#### INSTRUCTIONS FOR THE TASK:
Report all lines from the entries below in which "JSON" appears.

#### RECORDS FOR THIS TASK:

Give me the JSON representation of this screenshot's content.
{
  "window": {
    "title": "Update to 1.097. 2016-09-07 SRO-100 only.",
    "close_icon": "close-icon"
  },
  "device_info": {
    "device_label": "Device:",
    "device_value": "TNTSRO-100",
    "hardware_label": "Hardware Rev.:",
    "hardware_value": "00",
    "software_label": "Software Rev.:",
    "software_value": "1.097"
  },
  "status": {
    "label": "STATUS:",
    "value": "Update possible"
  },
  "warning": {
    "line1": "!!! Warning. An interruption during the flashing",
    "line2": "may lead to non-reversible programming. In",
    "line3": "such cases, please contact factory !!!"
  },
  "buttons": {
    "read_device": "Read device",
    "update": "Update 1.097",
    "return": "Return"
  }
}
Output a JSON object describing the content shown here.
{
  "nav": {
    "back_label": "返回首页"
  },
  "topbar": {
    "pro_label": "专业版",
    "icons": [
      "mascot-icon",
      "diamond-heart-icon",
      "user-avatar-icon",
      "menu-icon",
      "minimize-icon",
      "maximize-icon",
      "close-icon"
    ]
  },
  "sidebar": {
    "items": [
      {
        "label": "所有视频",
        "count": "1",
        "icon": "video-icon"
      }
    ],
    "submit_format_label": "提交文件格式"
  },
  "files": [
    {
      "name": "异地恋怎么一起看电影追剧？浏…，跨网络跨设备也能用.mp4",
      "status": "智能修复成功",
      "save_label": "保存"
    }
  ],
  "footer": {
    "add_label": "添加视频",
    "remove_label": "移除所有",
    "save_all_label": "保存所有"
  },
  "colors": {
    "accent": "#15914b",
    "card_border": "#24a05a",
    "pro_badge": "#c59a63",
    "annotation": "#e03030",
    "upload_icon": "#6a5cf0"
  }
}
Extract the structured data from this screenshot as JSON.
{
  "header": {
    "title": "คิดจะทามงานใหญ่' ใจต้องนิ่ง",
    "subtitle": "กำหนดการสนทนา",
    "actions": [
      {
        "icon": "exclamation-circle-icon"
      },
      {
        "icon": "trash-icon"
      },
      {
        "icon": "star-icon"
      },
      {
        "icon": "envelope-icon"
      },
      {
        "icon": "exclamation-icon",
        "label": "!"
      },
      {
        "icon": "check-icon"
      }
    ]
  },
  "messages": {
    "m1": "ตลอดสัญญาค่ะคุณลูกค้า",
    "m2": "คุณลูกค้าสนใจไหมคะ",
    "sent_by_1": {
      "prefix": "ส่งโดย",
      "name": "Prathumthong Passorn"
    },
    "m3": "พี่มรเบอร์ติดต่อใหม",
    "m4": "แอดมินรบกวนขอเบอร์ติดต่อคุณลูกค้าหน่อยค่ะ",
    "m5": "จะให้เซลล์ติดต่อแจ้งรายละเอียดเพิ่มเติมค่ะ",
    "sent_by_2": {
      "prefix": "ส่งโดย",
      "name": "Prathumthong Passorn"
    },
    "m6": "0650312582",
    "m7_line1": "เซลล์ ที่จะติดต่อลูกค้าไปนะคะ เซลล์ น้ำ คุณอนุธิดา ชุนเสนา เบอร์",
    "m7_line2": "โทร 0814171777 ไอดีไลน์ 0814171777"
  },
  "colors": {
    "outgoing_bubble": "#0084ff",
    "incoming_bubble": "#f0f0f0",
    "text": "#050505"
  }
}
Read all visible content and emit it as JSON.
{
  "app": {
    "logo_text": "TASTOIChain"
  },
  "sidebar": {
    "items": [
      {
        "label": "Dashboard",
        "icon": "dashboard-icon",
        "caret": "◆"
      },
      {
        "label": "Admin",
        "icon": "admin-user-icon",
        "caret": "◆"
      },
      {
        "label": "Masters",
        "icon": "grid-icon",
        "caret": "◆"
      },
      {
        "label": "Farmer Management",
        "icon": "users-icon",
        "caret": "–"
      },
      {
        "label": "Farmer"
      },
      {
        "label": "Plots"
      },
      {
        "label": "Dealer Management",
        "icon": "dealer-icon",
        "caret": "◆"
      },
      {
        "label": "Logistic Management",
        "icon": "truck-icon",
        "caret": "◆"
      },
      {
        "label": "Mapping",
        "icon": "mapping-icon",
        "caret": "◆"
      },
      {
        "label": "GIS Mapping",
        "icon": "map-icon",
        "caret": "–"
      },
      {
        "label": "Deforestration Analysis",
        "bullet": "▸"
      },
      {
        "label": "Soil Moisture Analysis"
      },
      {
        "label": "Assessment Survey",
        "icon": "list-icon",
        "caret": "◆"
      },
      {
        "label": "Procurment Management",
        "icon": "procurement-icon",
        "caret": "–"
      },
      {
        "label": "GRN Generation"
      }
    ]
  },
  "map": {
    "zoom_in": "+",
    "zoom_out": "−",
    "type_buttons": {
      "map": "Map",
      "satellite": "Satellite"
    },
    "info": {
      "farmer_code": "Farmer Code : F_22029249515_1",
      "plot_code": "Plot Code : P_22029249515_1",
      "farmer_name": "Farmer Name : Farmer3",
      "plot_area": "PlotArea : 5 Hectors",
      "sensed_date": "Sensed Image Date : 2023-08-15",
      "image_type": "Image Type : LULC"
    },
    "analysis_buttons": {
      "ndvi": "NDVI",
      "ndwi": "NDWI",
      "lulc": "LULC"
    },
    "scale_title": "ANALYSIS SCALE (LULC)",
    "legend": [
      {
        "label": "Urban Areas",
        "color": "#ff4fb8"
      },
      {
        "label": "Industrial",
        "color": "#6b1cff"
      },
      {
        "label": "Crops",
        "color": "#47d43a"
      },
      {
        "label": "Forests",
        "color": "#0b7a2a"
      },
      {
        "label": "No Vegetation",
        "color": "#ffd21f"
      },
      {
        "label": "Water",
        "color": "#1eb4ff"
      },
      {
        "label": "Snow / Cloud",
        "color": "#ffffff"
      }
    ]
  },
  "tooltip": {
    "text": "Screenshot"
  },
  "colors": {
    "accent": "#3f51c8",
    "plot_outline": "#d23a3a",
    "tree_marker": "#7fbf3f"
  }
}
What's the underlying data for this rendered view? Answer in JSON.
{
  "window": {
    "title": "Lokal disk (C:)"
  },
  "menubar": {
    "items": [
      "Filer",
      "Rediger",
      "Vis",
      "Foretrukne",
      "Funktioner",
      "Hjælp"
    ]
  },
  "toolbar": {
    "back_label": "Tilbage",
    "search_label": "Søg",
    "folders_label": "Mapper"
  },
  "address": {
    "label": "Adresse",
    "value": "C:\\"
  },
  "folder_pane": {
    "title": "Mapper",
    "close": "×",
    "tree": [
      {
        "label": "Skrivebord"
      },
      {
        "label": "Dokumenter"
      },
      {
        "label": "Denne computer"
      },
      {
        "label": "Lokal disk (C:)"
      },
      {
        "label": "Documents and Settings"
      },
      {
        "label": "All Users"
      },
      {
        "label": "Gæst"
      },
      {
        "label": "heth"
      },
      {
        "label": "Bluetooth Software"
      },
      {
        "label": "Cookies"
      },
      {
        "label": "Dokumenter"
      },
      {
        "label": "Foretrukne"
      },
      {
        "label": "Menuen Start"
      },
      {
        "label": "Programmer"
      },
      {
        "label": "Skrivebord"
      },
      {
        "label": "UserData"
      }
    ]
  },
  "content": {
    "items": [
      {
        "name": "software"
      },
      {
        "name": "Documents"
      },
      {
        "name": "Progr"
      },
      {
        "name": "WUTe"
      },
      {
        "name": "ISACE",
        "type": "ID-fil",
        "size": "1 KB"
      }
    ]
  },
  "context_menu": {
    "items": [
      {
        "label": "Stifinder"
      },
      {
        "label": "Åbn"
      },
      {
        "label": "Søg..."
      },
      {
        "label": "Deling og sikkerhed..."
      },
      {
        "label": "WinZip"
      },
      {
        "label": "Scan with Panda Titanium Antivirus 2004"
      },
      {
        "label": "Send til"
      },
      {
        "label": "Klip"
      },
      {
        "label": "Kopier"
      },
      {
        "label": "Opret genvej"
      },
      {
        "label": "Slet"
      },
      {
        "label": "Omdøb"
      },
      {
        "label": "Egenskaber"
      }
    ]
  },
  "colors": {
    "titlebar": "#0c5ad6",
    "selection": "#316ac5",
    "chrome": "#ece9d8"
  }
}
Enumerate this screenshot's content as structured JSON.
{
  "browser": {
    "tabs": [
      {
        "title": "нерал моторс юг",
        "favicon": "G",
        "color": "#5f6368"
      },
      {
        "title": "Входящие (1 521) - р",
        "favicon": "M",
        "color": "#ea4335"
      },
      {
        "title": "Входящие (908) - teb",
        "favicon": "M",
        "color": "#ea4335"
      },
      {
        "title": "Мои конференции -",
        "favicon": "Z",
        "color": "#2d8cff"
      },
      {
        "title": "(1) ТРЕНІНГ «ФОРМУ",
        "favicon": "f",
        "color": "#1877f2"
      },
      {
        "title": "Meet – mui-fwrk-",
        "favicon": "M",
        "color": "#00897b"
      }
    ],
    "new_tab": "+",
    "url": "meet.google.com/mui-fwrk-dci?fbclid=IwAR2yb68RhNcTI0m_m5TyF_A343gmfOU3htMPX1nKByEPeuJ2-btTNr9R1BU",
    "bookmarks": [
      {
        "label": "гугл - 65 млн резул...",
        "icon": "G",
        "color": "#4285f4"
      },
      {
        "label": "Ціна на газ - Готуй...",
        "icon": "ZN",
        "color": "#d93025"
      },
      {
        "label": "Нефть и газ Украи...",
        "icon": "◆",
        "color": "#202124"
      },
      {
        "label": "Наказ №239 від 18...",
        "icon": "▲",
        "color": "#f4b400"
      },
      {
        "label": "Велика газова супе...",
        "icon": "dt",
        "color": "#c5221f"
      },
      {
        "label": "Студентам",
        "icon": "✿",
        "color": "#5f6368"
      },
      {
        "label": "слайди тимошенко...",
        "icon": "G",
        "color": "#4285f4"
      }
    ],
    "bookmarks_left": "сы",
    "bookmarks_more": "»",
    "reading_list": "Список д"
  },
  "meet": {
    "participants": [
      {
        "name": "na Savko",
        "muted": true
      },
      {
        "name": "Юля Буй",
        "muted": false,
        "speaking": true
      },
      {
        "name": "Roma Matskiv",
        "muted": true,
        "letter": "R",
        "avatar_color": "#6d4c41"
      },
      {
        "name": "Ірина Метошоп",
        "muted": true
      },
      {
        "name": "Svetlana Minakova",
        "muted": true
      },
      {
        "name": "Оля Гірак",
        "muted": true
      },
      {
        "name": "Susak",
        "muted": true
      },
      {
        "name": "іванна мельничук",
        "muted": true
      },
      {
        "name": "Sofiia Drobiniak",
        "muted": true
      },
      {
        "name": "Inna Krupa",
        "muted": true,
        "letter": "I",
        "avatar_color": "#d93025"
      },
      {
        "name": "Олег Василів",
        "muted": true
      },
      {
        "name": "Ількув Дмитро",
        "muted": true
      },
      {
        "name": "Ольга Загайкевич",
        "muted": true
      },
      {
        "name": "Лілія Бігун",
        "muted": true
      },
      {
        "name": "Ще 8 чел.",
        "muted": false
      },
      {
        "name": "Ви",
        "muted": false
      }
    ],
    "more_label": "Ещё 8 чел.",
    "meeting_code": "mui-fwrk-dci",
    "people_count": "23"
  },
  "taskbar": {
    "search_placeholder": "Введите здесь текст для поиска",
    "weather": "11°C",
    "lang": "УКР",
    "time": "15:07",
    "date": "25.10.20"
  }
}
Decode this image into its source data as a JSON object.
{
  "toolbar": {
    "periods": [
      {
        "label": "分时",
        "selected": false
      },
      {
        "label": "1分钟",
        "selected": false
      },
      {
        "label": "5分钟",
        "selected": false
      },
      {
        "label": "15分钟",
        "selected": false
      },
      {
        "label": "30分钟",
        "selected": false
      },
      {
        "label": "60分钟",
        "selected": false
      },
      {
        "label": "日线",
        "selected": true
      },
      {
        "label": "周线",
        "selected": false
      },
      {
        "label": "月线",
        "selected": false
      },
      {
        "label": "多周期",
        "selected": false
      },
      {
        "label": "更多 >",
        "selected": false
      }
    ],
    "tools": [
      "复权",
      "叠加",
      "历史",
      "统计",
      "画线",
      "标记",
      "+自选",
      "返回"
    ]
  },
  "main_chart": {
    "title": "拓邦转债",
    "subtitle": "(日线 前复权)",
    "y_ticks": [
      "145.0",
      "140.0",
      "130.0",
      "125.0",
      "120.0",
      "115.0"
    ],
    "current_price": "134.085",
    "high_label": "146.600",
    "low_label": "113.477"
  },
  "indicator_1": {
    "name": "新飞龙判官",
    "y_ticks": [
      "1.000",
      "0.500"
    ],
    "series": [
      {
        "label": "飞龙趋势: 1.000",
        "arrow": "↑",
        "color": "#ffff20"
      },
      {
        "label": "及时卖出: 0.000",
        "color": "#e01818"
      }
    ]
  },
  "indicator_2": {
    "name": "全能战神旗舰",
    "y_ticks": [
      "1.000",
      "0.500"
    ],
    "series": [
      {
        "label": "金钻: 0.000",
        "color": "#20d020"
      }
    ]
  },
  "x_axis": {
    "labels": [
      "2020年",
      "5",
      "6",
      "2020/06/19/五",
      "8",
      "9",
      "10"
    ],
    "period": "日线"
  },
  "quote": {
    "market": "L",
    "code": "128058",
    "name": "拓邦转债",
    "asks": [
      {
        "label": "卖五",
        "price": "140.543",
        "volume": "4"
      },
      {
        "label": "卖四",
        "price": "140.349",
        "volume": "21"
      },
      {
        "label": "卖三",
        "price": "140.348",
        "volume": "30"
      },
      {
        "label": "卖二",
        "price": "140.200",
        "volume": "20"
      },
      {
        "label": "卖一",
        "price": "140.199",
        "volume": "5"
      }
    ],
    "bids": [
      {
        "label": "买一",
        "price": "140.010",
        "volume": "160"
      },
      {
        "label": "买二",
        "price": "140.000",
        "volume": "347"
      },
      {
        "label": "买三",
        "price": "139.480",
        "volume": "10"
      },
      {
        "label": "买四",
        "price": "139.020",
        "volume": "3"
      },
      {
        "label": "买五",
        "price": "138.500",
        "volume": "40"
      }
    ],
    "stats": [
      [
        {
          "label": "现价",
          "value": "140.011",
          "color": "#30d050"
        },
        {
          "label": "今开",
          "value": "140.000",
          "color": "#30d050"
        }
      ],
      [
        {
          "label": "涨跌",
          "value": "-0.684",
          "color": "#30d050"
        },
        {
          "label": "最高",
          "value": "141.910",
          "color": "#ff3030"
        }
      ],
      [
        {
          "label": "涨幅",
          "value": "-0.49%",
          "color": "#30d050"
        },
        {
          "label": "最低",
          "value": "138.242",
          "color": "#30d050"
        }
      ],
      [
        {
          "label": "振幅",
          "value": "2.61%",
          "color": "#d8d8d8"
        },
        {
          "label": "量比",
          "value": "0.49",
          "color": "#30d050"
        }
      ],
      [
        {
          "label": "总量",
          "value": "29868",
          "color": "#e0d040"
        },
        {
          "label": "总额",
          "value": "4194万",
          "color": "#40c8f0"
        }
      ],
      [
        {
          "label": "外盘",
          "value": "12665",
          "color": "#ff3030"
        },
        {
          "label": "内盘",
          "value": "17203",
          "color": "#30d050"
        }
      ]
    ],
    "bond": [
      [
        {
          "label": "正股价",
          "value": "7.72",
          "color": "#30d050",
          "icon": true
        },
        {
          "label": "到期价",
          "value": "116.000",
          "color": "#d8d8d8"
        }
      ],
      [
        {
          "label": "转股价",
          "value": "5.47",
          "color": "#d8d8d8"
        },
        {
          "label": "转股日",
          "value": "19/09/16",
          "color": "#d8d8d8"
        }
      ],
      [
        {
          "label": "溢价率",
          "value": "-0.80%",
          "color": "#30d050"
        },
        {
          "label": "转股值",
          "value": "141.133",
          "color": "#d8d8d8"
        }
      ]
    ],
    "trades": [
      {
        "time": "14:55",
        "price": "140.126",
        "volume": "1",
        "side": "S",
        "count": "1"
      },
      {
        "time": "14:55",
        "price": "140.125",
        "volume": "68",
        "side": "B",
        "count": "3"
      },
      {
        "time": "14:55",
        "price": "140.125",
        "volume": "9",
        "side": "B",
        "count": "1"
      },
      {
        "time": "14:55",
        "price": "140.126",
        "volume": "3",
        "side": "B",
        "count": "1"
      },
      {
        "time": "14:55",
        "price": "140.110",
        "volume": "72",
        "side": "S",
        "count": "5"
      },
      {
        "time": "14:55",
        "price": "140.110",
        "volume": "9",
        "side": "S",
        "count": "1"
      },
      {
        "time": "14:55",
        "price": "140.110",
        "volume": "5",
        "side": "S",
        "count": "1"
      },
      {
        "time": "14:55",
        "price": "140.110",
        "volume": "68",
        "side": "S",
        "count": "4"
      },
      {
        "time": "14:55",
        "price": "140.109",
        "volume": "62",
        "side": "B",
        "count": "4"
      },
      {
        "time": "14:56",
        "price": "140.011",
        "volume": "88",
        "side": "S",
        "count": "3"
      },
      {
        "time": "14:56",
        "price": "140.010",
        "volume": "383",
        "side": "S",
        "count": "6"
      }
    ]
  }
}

#### RESPONSE TO THIS TASK:
Give me the JSON representation of this screenshot's content.
Output a JSON object describing the content shown here.
Extract the structured data from this screenshot as JSON.
Read all visible content and emit it as JSON.
What's the underlying data for this rendered view? Answer in JSON.
Enumerate this screenshot's content as structured JSON.
Decode this image into its source data as a JSON object.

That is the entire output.